Maybe he sensed my pity and resented it. Or maybe he didn’t like the texture of my hair or the way I smelled. Maybe my voiced irked him. Maybe I reminded him of someone else. Whatever his reason, Max didn’t like me, no matter how hard I tried to please him. You’re probably thinking he was jealous, that he wanted Kelly all to himself; I thought that too, at first. Then I noticed how he welcomed the arrival of our friends and how charmed he was by Suzanne, Kelly’s former live-in girlfriend. I tried not to take it personally, but that bird was so shrewd he had me worried.
Photo credit: <a href=”https://www.flickr.com/photos/pokerbrit/9010421285/”>Steve Wilson – over 8 million views Thanks !!</a> via <a href=”http://foter.com/”>Foter.com</a> / <a href=”http://creativecommons.org/licenses/by/2.0/”>CC BY</a>
I am honored and delighted to have won second place in this contest for my story “Savages.”
On The Premises is an online fiction magazine founded in 2006 by Tarl Kudrick and Bethany Granger.
Stories published in On The Premises are winning entries in short story contests launched each December and June. Each contest challenges writers to produce a great story based on a broad premise supplied by the editors. Winning stories are published in each April and October.
I am grateful to editors Tarl and Bethany for this opportunity and distinction.
The quiet world of cuttlefish.
“I lingered in front of the kelp forest, eerily beautiful in the morning light, and as I watched the leathery brown ribbons swaying in the currents, the chains of bubbles and the silver fish, I could imagine the relief a diver must feel: a single plunge, and all history is banished, blame lifted, anguish ended.”

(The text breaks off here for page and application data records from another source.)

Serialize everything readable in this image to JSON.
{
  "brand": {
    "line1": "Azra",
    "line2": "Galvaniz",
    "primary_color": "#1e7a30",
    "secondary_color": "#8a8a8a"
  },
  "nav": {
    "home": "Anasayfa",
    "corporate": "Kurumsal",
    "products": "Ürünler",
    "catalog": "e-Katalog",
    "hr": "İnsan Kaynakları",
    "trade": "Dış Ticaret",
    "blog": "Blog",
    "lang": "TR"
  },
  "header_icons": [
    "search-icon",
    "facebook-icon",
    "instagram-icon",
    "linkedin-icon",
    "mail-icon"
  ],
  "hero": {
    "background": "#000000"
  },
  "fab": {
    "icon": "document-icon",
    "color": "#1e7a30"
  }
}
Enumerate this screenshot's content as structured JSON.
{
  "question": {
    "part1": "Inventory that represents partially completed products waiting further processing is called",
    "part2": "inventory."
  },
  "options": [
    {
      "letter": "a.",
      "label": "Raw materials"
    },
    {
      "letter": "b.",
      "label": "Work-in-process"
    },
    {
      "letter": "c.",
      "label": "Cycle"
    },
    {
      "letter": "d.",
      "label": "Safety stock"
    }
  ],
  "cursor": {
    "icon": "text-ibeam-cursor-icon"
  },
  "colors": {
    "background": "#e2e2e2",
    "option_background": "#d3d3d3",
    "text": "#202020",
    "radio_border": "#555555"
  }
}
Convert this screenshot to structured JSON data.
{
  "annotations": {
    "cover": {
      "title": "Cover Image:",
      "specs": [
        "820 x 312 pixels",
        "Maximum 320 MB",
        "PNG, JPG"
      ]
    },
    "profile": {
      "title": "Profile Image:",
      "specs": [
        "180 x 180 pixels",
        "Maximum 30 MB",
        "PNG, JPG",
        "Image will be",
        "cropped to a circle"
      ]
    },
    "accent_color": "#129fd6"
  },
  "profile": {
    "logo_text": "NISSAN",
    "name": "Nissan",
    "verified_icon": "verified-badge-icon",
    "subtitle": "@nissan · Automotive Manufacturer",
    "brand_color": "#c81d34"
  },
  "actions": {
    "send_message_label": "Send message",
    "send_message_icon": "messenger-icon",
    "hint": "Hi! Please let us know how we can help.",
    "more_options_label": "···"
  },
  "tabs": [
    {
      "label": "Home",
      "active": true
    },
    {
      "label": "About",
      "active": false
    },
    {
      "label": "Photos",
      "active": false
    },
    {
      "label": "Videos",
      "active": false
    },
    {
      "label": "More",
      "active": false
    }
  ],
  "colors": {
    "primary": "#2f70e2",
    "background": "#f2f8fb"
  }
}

Excerpt from “A Sea Change,” one of the stories in SURVIVAL SKILLS